■ **WORK ITEM**: Scan the listing and copy each line where the word "color" is present.

■ **DATA FOR PROCESSING**:
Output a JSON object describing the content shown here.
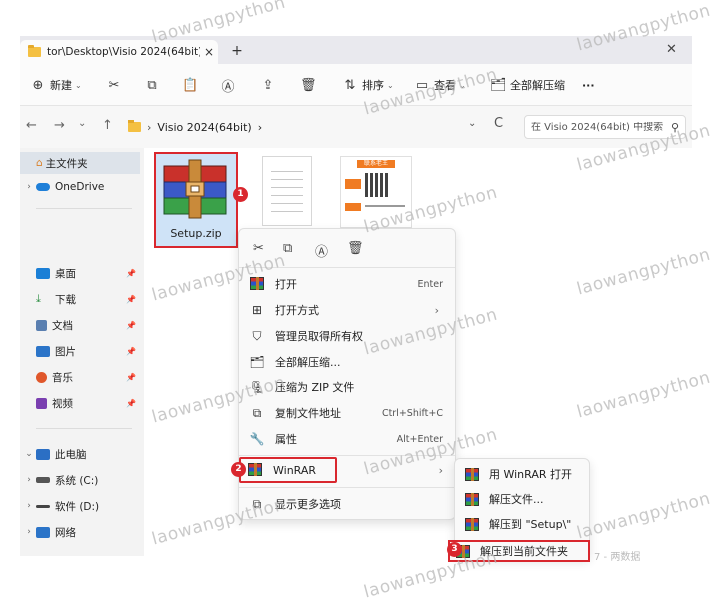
{
  "window": {
    "tab_title": "tor\\Desktop\\Visio 2024(64bit)",
    "tab_close": "×",
    "new_tab": "+",
    "close": "✕"
  },
  "toolbar": {
    "new_label": "新建",
    "sort_label": "排序",
    "view_label": "查看",
    "extract_all_label": "全部解压缩",
    "more_label": "···"
  },
  "address": {
    "back": "←",
    "forward": "→",
    "recent": "⌄",
    "up": "↑",
    "crumb_sep": "›",
    "path": "Visio 2024(64bit)",
    "path_chevron": "›",
    "dropdown": "⌄",
    "refresh": "C",
    "search_placeholder": "在 Visio 2024(64bit) 中搜索"
  },
  "sidebar": {
    "home": "主文件夹",
    "onedrive": "OneDrive",
    "quick": [
      {
        "label": "桌面",
        "color": "#1b7fd6"
      },
      {
        "label": "下载",
        "color": "#2a8c3f"
      },
      {
        "label": "文档",
        "color": "#5a7fb0"
      },
      {
        "label": "图片",
        "color": "#2b74c8"
      },
      {
        "label": "音乐",
        "color": "#e0572b"
      },
      {
        "label": "视频",
        "color": "#7a3fb0"
      }
    ],
    "this_pc": "此电脑",
    "drive_c": "系统 (C:)",
    "drive_d": "软件 (D:)",
    "network": "网络"
  },
  "files": {
    "setup_name": "Setup.zip",
    "qr_header": "联系老王"
  },
  "context_menu": {
    "items": [
      {
        "label": "打开",
        "shortcut": "Enter"
      },
      {
        "label": "打开方式",
        "arrow": "›"
      },
      {
        "label": "管理员取得所有权"
      },
      {
        "label": "全部解压缩..."
      },
      {
        "label": "压缩为 ZIP 文件"
      },
      {
        "label": "复制文件地址",
        "shortcut": "Ctrl+Shift+C"
      },
      {
        "label": "属性",
        "shortcut": "Alt+Enter"
      }
    ],
    "winrar_label": "WinRAR",
    "winrar_arrow": "›",
    "more_options": "显示更多选项"
  },
  "submenu": {
    "items": [
      {
        "label": "用 WinRAR 打开"
      },
      {
        "label": "解压文件..."
      },
      {
        "label": "解压到 \"Setup\\\""
      },
      {
        "label": "解压到当前文件夹"
      }
    ]
  },
  "badges": [
    "1",
    "2",
    "3"
  ],
  "watermark": "laowangpython",
  "ghost_text": "7 - 两数据"
}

■ **EXERCISE OUTPUT**:
        "color": "#1b7fd6"
        "color": "#2a8c3f"
        "color": "#5a7fb0"
        "color": "#2b74c8"
        "color": "#e0572b"
        "color": "#7a3fb0"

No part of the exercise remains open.